Copy out each line in the material below that has the word "jpeg".

--------------------------------------------------

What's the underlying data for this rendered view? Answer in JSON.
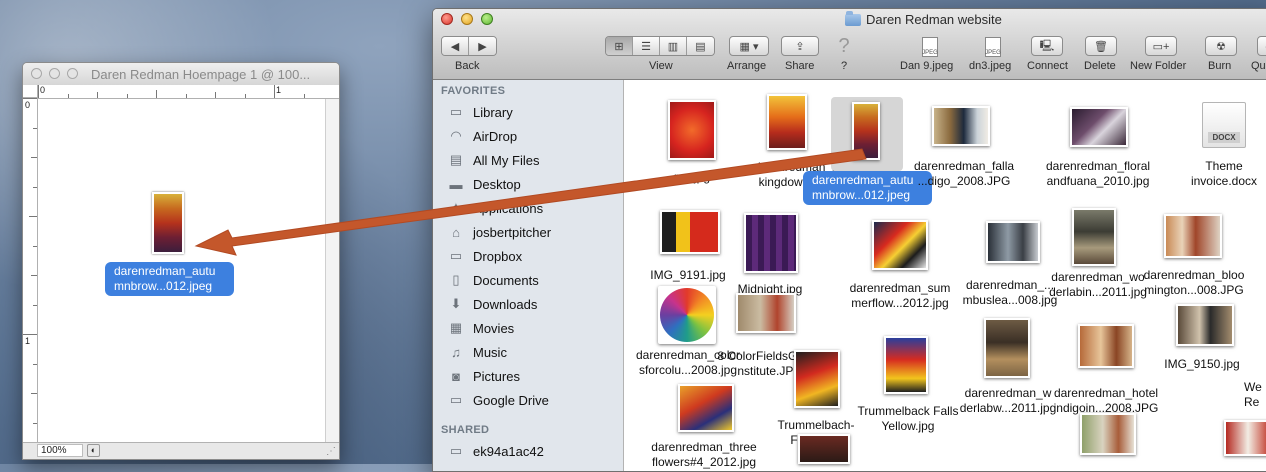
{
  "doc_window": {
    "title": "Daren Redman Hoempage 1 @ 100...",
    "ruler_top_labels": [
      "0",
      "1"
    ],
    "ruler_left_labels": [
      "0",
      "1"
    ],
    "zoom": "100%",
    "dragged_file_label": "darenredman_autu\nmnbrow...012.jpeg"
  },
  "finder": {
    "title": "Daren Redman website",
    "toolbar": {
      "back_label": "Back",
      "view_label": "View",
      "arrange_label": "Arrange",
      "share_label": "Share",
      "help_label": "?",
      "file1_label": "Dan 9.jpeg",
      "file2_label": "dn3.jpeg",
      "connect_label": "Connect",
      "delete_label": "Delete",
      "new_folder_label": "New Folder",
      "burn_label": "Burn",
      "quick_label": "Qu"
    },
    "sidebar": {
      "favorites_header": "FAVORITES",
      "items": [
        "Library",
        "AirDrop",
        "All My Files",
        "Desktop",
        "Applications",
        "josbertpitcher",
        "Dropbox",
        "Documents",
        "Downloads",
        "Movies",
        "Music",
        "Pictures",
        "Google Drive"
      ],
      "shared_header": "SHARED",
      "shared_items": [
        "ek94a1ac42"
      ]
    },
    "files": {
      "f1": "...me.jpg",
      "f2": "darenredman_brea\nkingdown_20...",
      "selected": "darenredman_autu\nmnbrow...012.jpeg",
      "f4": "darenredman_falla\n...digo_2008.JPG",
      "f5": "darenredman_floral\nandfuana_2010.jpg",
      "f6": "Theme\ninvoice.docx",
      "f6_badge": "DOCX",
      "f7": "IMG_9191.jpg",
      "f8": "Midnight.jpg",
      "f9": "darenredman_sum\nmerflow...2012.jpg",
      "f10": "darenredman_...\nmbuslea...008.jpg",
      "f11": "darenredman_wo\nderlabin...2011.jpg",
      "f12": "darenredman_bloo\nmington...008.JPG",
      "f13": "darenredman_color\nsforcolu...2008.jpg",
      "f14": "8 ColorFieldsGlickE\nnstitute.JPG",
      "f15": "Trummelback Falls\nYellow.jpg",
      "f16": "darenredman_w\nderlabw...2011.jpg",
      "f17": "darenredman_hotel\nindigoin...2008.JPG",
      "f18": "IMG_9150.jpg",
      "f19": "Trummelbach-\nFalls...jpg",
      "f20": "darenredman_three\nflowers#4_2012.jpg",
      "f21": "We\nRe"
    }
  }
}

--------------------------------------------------

ANSWER TO THIS PROBLEM —
    "dragged_file_label": "darenredman_autu\nmnbrow...012.jpeg"
      "file1_label": "Dan 9.jpeg",
      "file2_label": "dn3.jpeg",
      "selected": "darenredman_autu\nmnbrow...012.jpeg",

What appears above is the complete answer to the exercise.